REQUIRED ACTION.
Each line from the one containing "Parse this screenshot: output" to the end of the entries is to be repeated exactly, and no other line.

INPUT.
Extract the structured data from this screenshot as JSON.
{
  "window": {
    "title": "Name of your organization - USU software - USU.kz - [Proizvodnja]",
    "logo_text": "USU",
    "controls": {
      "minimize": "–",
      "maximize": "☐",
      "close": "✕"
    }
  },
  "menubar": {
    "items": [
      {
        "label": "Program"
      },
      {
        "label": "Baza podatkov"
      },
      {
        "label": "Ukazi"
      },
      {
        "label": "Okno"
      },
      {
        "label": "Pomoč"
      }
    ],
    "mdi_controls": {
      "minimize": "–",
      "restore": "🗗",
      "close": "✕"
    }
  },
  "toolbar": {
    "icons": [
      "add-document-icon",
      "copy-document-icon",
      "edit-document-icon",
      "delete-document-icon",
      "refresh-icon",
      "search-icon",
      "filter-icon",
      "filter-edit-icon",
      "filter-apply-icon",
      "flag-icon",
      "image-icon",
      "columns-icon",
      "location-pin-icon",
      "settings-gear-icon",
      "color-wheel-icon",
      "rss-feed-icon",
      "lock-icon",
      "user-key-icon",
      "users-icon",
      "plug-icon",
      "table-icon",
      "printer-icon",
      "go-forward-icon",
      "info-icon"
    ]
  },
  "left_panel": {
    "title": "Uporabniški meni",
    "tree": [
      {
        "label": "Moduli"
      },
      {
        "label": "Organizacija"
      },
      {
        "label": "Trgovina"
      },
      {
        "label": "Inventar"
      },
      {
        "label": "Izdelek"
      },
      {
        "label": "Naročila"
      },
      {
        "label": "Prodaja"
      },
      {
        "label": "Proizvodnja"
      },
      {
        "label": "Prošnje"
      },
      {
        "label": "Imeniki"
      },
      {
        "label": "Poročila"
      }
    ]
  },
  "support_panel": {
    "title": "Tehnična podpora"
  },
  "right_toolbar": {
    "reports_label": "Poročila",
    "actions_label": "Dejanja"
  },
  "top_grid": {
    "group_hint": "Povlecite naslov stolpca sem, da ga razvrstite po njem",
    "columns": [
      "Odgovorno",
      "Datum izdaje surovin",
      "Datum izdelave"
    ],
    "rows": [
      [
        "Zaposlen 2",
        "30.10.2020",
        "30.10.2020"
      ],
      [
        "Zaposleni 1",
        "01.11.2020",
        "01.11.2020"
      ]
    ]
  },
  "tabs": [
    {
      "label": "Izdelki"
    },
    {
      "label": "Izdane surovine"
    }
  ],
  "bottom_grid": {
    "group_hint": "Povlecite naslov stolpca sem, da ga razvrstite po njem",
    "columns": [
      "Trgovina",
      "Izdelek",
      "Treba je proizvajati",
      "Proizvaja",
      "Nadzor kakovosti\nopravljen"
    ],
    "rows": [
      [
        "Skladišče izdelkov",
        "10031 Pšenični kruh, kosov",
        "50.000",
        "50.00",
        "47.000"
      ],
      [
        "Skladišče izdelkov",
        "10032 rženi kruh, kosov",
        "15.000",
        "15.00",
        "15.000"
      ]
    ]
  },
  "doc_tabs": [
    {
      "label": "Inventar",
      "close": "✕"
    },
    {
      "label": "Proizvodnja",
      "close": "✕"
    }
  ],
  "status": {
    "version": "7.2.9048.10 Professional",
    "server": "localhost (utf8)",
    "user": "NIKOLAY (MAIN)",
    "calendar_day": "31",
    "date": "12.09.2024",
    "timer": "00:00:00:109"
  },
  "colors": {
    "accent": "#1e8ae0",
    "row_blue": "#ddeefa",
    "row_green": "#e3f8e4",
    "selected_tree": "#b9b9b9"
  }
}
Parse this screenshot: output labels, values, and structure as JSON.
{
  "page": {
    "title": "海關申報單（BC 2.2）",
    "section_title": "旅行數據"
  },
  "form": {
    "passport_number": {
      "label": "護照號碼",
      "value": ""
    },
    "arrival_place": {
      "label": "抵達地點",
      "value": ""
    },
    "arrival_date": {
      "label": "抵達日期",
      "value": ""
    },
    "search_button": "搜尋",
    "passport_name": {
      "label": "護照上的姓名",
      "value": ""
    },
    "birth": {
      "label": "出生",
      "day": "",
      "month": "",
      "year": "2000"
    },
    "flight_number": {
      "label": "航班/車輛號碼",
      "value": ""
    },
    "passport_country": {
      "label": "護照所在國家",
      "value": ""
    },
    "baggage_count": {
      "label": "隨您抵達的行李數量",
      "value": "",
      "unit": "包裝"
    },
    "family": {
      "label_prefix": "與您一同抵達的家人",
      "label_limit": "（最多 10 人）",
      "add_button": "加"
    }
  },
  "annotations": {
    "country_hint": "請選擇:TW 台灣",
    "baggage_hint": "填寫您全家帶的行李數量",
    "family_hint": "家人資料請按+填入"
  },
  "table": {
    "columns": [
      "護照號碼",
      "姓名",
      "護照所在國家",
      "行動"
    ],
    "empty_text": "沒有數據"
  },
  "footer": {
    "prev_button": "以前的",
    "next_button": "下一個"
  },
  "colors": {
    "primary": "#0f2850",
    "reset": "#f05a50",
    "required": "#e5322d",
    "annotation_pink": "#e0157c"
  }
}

ANSWER TO THIS EXERCISE.
Parse this screenshot: output labels, values, and structure as JSON.
{
  "page": {
    "title": "海關申報單（BC 2.2）",
    "section_title": "旅行數據"
  },
  "form": {
    "passport_number": {
      "label": "護照號碼",
      "value": ""
    },
    "arrival_place": {
      "label": "抵達地點",
      "value": ""
    },
    "arrival_date": {
      "label": "抵達日期",
      "value": ""
    },
    "search_button": "搜尋",
    "passport_name": {
      "label": "護照上的姓名",
      "value": ""
    },
    "birth": {
      "label": "出生",
      "day": "",
      "month": "",
      "year": "2000"
    },
    "flight_number": {
      "label": "航班/車輛號碼",
      "value": ""
    },
    "passport_country": {
      "label": "護照所在國家",
      "value": ""
    },
    "baggage_count": {
      "label": "隨您抵達的行李數量",
      "value": "",
      "unit": "包裝"
    },
    "family": {
      "label_prefix": "與您一同抵達的家人",
      "label_limit": "（最多 10 人）",
      "add_button": "加"
    }
  },
  "annotations": {
    "country_hint": "請選擇:TW 台灣",
    "baggage_hint": "填寫您全家帶的行李數量",
    "family_hint": "家人資料請按+填入"
  },
  "table": {
    "columns": [
      "護照號碼",
      "姓名",
      "護照所在國家",
      "行動"
    ],
    "empty_text": "沒有數據"
  },
  "footer": {
    "prev_button": "以前的",
    "next_button": "下一個"
  },
  "colors": {
    "primary": "#0f2850",
    "reset": "#f05a50",
    "required": "#e5322d",
    "annotation_pink": "#e0157c"
  }
}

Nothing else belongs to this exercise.